Openreach selects Nokia and Huawei for UK fibre rollout

Openreach has selected Huawei and Nokia to deliver new equipment that will support the goal of covering three million homes and businesses with fibre to the premise (FTTP) connectivity by the end of the decade.

Specifically, the two suppliers will provide electronics that support Openreach’s exchange-based equipment and translate high speed data signals between premises and the wider network.

Huawei’s kit is already being deployed while Nokia will start its rollout early next year.

Openreach fibre

Openreach’s ‘fibre-first’ approach represents a shift in strategy for the company, which has used fibre to the cabinet (FTTC) technology for the overwhelming majority of its superfast broadband rollout.

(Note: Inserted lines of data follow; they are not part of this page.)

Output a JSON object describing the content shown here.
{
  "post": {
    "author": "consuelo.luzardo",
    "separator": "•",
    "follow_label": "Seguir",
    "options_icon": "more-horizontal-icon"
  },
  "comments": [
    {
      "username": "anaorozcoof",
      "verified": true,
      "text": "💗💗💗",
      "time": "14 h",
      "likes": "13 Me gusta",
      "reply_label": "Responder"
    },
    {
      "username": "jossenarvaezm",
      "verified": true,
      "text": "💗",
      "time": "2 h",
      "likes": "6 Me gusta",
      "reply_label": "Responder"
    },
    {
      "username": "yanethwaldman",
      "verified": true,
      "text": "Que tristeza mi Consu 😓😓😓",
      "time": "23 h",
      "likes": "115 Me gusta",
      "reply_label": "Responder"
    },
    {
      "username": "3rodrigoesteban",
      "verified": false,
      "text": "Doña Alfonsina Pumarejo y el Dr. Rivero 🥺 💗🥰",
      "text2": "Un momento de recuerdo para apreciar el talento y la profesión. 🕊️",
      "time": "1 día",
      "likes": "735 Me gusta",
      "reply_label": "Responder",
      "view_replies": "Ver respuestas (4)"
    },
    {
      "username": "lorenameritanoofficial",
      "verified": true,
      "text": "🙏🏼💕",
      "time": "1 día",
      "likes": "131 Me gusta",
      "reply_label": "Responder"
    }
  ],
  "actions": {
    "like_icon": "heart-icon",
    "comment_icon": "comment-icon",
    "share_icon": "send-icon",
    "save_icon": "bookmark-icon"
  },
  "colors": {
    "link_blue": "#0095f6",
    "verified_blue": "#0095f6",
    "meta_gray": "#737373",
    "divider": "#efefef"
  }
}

As part of the first phase of the FTTP rollout, Openreach will connect 40 towns, cities and boroughs. The nine cities confirmed so far are Bristol, Birmingham, Cardiff, Edinburgh, Exeter, Leeds, Liverpool, London and Manchester.

There are plans to extend this to a further 10 million premises by the mid 2020s and even further – if Openreach has the “right conditions” to invest.

“We’ll be going flat out to make FTTP available to three million homes by the end of 2020, and we want to reach 10 million by the mid-2020s, so using cutting-edge technology will be integral to achieving that,” said Peter Bell, CTO and NGA Operations Director at Openreach.

“Britons consume more than double the amount of data they did just three years ago and whilst we’re already a leading digital economy, Openreach continues to invest in network upgrades to make sure we can repeat that success and keep well ahead of demand.”

Mobile operators have consistently called for more fibre in the UK to support their own networks. Fibre connectivity is essential for mobile backhaul and will become even more so as operators roll out microarchitecture to densify their networks ahead of the arrival of 5G in 2020.

Steve McCaskill is TechRadar Pro's resident mobile industry expert, covering all aspects of the UK and global news, from operators to service providers and everything in between. He is a former editor of Silicon UK and journalist with over a decade's experience in the technology industry, writing about technology, in particular, telecoms, mobile and sports tech, sports, video games and media.